* What this task involves *
Go through the data and retrieve each line that includes the string "tvxdup".

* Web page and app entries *
*****

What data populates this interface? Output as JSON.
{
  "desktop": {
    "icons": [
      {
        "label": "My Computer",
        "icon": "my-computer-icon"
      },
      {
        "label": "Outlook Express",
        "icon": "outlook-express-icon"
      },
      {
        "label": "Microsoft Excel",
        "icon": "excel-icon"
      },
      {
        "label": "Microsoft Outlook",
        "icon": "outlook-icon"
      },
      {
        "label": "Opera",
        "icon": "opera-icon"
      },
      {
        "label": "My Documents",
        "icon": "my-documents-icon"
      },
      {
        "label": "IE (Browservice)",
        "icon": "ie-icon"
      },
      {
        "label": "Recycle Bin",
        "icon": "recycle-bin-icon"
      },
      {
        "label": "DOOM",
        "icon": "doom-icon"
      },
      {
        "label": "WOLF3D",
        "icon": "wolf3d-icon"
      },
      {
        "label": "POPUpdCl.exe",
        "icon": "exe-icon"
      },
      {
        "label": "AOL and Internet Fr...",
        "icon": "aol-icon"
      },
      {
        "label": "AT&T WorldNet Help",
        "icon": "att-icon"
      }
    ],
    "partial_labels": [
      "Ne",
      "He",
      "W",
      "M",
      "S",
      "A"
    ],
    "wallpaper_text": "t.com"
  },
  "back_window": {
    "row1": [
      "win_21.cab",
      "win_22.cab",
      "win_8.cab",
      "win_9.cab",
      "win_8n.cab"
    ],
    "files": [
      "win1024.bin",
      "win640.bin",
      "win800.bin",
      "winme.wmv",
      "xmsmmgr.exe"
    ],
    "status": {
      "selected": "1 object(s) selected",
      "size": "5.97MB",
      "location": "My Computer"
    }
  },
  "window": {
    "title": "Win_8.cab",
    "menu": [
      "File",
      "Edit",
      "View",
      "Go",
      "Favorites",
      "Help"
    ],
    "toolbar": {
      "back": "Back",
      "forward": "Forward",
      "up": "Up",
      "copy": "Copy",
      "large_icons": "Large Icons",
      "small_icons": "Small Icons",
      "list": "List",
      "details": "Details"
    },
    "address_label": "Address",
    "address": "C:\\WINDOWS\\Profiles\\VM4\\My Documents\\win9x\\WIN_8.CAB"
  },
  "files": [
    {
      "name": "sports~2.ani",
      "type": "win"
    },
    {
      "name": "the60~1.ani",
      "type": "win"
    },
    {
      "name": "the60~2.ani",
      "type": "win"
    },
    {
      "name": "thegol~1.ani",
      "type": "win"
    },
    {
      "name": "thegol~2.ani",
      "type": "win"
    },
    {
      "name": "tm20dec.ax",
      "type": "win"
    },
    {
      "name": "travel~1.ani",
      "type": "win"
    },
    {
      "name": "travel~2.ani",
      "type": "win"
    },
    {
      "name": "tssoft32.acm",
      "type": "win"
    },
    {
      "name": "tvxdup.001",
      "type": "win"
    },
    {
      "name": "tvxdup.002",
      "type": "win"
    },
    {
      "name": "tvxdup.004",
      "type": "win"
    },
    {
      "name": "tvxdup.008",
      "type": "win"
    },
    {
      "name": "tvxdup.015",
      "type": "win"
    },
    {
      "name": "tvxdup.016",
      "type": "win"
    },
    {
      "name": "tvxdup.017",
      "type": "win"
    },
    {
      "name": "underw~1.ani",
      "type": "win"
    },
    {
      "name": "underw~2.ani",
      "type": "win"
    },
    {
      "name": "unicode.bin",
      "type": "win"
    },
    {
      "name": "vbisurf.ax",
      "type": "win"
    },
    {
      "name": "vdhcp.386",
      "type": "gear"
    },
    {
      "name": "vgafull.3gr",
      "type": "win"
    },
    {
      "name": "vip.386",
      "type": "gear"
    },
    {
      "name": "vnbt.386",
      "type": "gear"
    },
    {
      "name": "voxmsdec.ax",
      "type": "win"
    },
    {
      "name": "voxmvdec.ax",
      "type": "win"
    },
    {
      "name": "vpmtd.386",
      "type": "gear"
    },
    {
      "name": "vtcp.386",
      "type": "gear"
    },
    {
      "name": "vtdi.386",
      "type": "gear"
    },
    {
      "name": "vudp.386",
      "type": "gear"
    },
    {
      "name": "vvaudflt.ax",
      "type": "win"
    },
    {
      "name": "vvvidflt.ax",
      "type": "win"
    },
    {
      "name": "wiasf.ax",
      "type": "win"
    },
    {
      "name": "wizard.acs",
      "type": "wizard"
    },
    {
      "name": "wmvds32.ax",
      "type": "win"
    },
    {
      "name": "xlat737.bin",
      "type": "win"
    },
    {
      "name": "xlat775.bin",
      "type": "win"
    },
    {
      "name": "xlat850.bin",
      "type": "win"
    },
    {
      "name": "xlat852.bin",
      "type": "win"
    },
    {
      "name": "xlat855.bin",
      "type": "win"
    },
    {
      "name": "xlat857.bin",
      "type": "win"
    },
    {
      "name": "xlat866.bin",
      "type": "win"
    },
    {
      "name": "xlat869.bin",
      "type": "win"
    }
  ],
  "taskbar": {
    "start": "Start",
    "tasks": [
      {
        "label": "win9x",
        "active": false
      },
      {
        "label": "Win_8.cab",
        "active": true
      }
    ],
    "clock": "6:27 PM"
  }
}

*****

* Response below *
      "name": "tvxdup.001",
      "name": "tvxdup.002",
      "name": "tvxdup.004",
      "name": "tvxdup.008",
      "name": "tvxdup.015",
      "name": "tvxdup.016",
      "name": "tvxdup.017",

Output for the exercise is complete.